The focus of her fellowship year is a book manuscript, The Socially Dead and Improbable Citizen: Theorizing Visual Transformations of Haitian Citizenship. In it, she employs the methodologies of African diaspora studies and visual culture studies to examine the connections between imagery, citizenship, and social death, asking three fundamental questions: What are the symbiotic relationships between subjectivity and iconography? How should we read histories presented in images and imaging practices? How are these imaging practices written on the body? The argument is presented in four distinct chapters, covering painting, photography, film, and comics.
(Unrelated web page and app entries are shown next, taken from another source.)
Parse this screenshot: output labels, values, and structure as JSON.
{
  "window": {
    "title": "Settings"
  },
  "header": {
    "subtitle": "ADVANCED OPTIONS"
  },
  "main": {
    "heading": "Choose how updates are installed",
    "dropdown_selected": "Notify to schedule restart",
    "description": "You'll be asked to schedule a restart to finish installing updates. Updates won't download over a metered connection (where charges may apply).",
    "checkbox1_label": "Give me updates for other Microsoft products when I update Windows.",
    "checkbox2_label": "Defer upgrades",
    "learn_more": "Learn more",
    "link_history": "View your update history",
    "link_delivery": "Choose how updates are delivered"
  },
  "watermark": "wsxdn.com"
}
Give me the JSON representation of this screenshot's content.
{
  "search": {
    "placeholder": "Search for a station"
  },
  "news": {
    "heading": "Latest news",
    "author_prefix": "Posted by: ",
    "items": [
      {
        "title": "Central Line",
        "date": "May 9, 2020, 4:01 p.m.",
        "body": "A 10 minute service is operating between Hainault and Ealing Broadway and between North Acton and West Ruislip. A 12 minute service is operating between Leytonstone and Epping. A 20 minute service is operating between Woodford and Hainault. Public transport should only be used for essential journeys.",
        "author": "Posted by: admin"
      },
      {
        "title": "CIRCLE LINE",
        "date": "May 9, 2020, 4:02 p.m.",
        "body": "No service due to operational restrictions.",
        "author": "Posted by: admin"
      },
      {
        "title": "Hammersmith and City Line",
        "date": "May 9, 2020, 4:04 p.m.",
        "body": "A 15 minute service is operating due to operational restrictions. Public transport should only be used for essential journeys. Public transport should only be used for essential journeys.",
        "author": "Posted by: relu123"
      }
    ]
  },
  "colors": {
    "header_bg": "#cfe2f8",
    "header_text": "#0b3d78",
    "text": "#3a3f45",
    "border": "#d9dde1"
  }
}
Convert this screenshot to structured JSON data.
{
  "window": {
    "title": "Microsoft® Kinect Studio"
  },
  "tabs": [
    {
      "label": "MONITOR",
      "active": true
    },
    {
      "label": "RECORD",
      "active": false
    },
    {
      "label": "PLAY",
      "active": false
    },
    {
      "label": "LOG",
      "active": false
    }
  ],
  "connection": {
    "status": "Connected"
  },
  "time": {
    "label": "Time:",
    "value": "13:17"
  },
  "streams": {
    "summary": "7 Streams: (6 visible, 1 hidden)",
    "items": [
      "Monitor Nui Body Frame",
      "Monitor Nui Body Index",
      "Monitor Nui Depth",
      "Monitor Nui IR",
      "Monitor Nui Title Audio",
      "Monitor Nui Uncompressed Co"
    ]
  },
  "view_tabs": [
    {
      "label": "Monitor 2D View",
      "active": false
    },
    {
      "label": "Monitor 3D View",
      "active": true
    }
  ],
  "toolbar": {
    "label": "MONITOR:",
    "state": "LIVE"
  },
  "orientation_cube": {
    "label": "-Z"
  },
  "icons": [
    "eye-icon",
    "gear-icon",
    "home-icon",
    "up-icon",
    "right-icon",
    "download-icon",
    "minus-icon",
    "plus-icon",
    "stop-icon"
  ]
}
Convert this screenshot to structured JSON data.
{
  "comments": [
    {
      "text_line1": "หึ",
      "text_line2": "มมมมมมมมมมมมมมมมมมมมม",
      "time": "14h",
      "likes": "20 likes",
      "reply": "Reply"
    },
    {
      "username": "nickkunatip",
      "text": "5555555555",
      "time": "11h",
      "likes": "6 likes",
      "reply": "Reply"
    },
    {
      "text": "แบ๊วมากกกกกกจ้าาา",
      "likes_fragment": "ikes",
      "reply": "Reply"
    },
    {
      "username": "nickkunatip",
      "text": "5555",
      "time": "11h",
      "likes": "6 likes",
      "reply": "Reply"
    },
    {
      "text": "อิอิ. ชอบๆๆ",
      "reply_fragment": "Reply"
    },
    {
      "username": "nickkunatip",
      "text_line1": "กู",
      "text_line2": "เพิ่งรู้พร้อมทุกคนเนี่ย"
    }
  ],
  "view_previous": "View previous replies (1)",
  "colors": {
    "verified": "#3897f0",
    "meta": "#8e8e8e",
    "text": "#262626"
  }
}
Together, these chapters offer the perfect lens through which to reflect on Haiti as part of a Black Atlantic visual aesthetic with a long tradition of resistance and liberatory practices.

She is also eager to share with the Duke community her work examining black visual culture and aesthetics within a larger global frame, including her recent studies of the films of Raoul Peck and art works of Jean-Ulrick Désert, two Haiti-born artists who have spent their formative adult years living and working in Europe and Africa.


Symposium: What and When Was Caribbean Modernism?
Visuele en literaire tijdsbepalingen van Caraïbisch Modernisme in verschillende talen en diaspora's